## WORK TASK
Could all of the entries be written out exactly, with any pictures omitted?

## WORKING DATA
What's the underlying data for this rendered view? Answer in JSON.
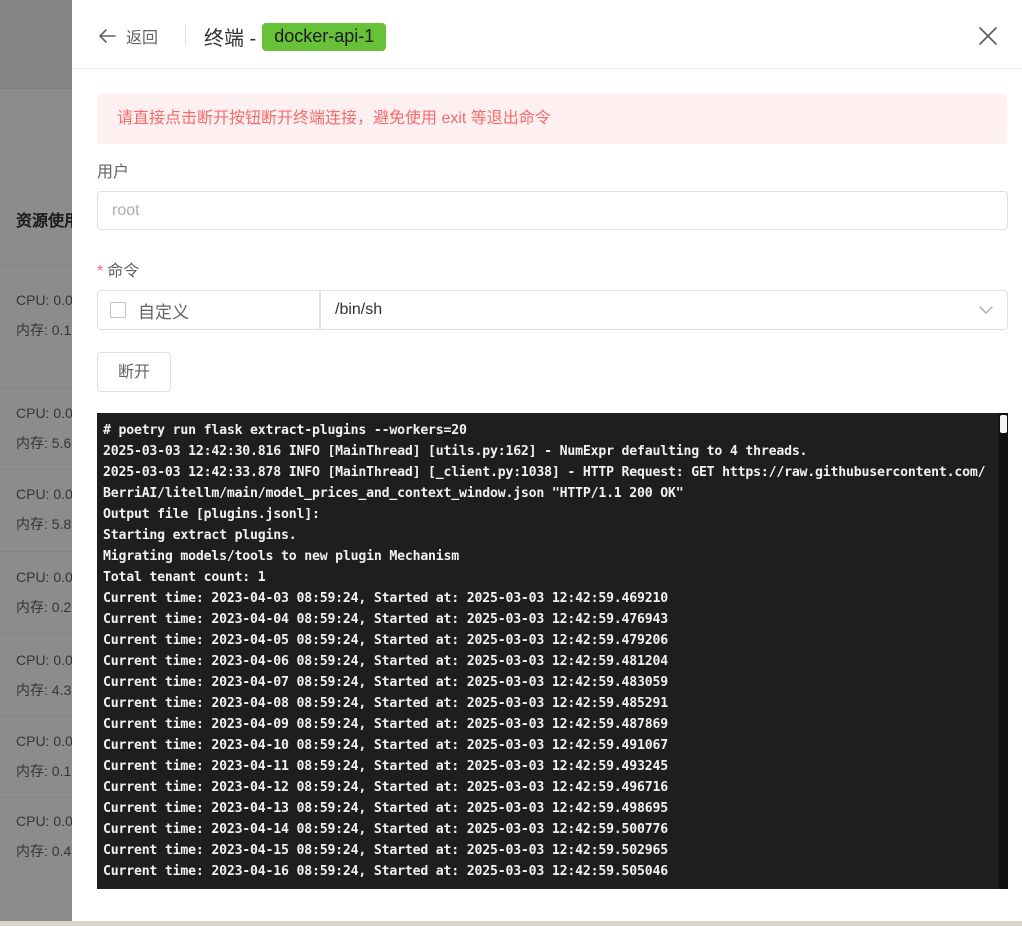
{
  "background": {
    "section_title": "资源使用",
    "rows": [
      {
        "cpu": "CPU: 0.0",
        "mem": "内存: 0.1"
      },
      {
        "cpu": "CPU: 0.0",
        "mem": "内存: 5.6"
      },
      {
        "cpu": "CPU: 0.0",
        "mem": "内存: 5.8"
      },
      {
        "cpu": "CPU: 0.0",
        "mem": "内存: 0.2"
      },
      {
        "cpu": "CPU: 0.0",
        "mem": "内存: 4.3"
      },
      {
        "cpu": "CPU: 0.0",
        "mem": "内存: 0.1"
      },
      {
        "cpu": "CPU: 0.0",
        "mem": "内存: 0.4"
      }
    ]
  },
  "header": {
    "back_label": "返回",
    "title": "终端 -",
    "container_tag": "docker-api-1",
    "tag_color": "#67c23a"
  },
  "alert": {
    "text": "请直接点击断开按钮断开终端连接，避免使用 exit 等退出命令"
  },
  "form": {
    "user_label": "用户",
    "user_placeholder": "root",
    "command_label": "命令",
    "custom_label": "自定义",
    "command_value": "/bin/sh",
    "disconnect_label": "断开"
  },
  "terminal": {
    "lines": [
      "# poetry run flask extract-plugins --workers=20",
      "2025-03-03 12:42:30.816 INFO [MainThread] [utils.py:162] - NumExpr defaulting to 4 threads.",
      "2025-03-03 12:42:33.878 INFO [MainThread] [_client.py:1038] - HTTP Request: GET https://raw.githubusercontent.com/BerriAI/litellm/main/model_prices_and_context_window.json \"HTTP/1.1 200 OK\"",
      "Output file [plugins.jsonl]:",
      "Starting extract plugins.",
      "Migrating models/tools to new plugin Mechanism",
      "Total tenant count: 1",
      "Current time: 2023-04-03 08:59:24, Started at: 2025-03-03 12:42:59.469210",
      "Current time: 2023-04-04 08:59:24, Started at: 2025-03-03 12:42:59.476943",
      "Current time: 2023-04-05 08:59:24, Started at: 2025-03-03 12:42:59.479206",
      "Current time: 2023-04-06 08:59:24, Started at: 2025-03-03 12:42:59.481204",
      "Current time: 2023-04-07 08:59:24, Started at: 2025-03-03 12:42:59.483059",
      "Current time: 2023-04-08 08:59:24, Started at: 2025-03-03 12:42:59.485291",
      "Current time: 2023-04-09 08:59:24, Started at: 2025-03-03 12:42:59.487869",
      "Current time: 2023-04-10 08:59:24, Started at: 2025-03-03 12:42:59.491067",
      "Current time: 2023-04-11 08:59:24, Started at: 2025-03-03 12:42:59.493245",
      "Current time: 2023-04-12 08:59:24, Started at: 2025-03-03 12:42:59.496716",
      "Current time: 2023-04-13 08:59:24, Started at: 2025-03-03 12:42:59.498695",
      "Current time: 2023-04-14 08:59:24, Started at: 2025-03-03 12:42:59.500776",
      "Current time: 2023-04-15 08:59:24, Started at: 2025-03-03 12:42:59.502965",
      "Current time: 2023-04-16 08:59:24, Started at: 2025-03-03 12:42:59.505046"
    ]
  }
}
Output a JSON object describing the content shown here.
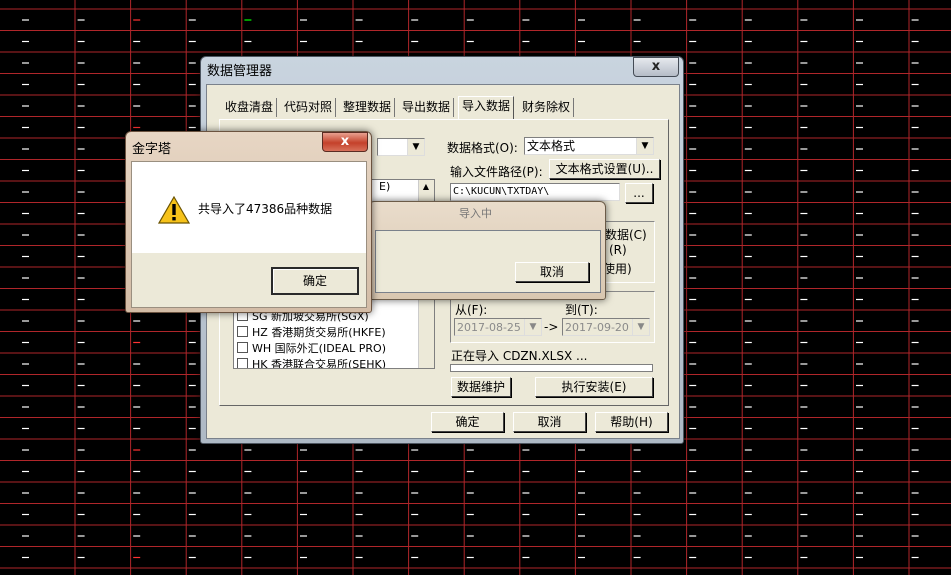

## ANSWER FOR THE TASK
What's the underlying data for this rendered view? Answer in JSON.
{
  "background": {
    "section_title": "资源使用",
    "rows": [
      {
        "cpu": "CPU: 0.0",
        "mem": "内存: 0.1"
      },
      {
        "cpu": "CPU: 0.0",
        "mem": "内存: 5.6"
      },
      {
        "cpu": "CPU: 0.0",
        "mem": "内存: 5.8"
      },
      {
        "cpu": "CPU: 0.0",
        "mem": "内存: 0.2"
      },
      {
        "cpu": "CPU: 0.0",
        "mem": "内存: 4.3"
      },
      {
        "cpu": "CPU: 0.0",
        "mem": "内存: 0.1"
      },
      {
        "cpu": "CPU: 0.0",
        "mem": "内存: 0.4"
      }
    ]
  },
  "header": {
    "back_label": "返回",
    "title": "终端 -",
    "container_tag": "docker-api-1",
    "tag_color": "#67c23a"
  },
  "alert": {
    "text": "请直接点击断开按钮断开终端连接，避免使用 exit 等退出命令"
  },
  "form": {
    "user_label": "用户",
    "user_placeholder": "root",
    "command_label": "命令",
    "custom_label": "自定义",
    "command_value": "/bin/sh",
    "disconnect_label": "断开"
  },
  "terminal": {
    "lines": [
      "# poetry run flask extract-plugins --workers=20",
      "2025-03-03 12:42:30.816 INFO [MainThread] [utils.py:162] - NumExpr defaulting to 4 threads.",
      "2025-03-03 12:42:33.878 INFO [MainThread] [_client.py:1038] - HTTP Request: GET https://raw.githubusercontent.com/BerriAI/litellm/main/model_prices_and_context_window.json \"HTTP/1.1 200 OK\"",
      "Output file [plugins.jsonl]:",
      "Starting extract plugins.",
      "Migrating models/tools to new plugin Mechanism",
      "Total tenant count: 1",
      "Current time: 2023-04-03 08:59:24, Started at: 2025-03-03 12:42:59.469210",
      "Current time: 2023-04-04 08:59:24, Started at: 2025-03-03 12:42:59.476943",
      "Current time: 2023-04-05 08:59:24, Started at: 2025-03-03 12:42:59.479206",
      "Current time: 2023-04-06 08:59:24, Started at: 2025-03-03 12:42:59.481204",
      "Current time: 2023-04-07 08:59:24, Started at: 2025-03-03 12:42:59.483059",
      "Current time: 2023-04-08 08:59:24, Started at: 2025-03-03 12:42:59.485291",
      "Current time: 2023-04-09 08:59:24, Started at: 2025-03-03 12:42:59.487869",
      "Current time: 2023-04-10 08:59:24, Started at: 2025-03-03 12:42:59.491067",
      "Current time: 2023-04-11 08:59:24, Started at: 2025-03-03 12:42:59.493245",
      "Current time: 2023-04-12 08:59:24, Started at: 2025-03-03 12:42:59.496716",
      "Current time: 2023-04-13 08:59:24, Started at: 2025-03-03 12:42:59.498695",
      "Current time: 2023-04-14 08:59:24, Started at: 2025-03-03 12:42:59.500776",
      "Current time: 2023-04-15 08:59:24, Started at: 2025-03-03 12:42:59.502965",
      "Current time: 2023-04-16 08:59:24, Started at: 2025-03-03 12:42:59.505046"
    ]
  }
}
Output a JSON object describing the content shown here.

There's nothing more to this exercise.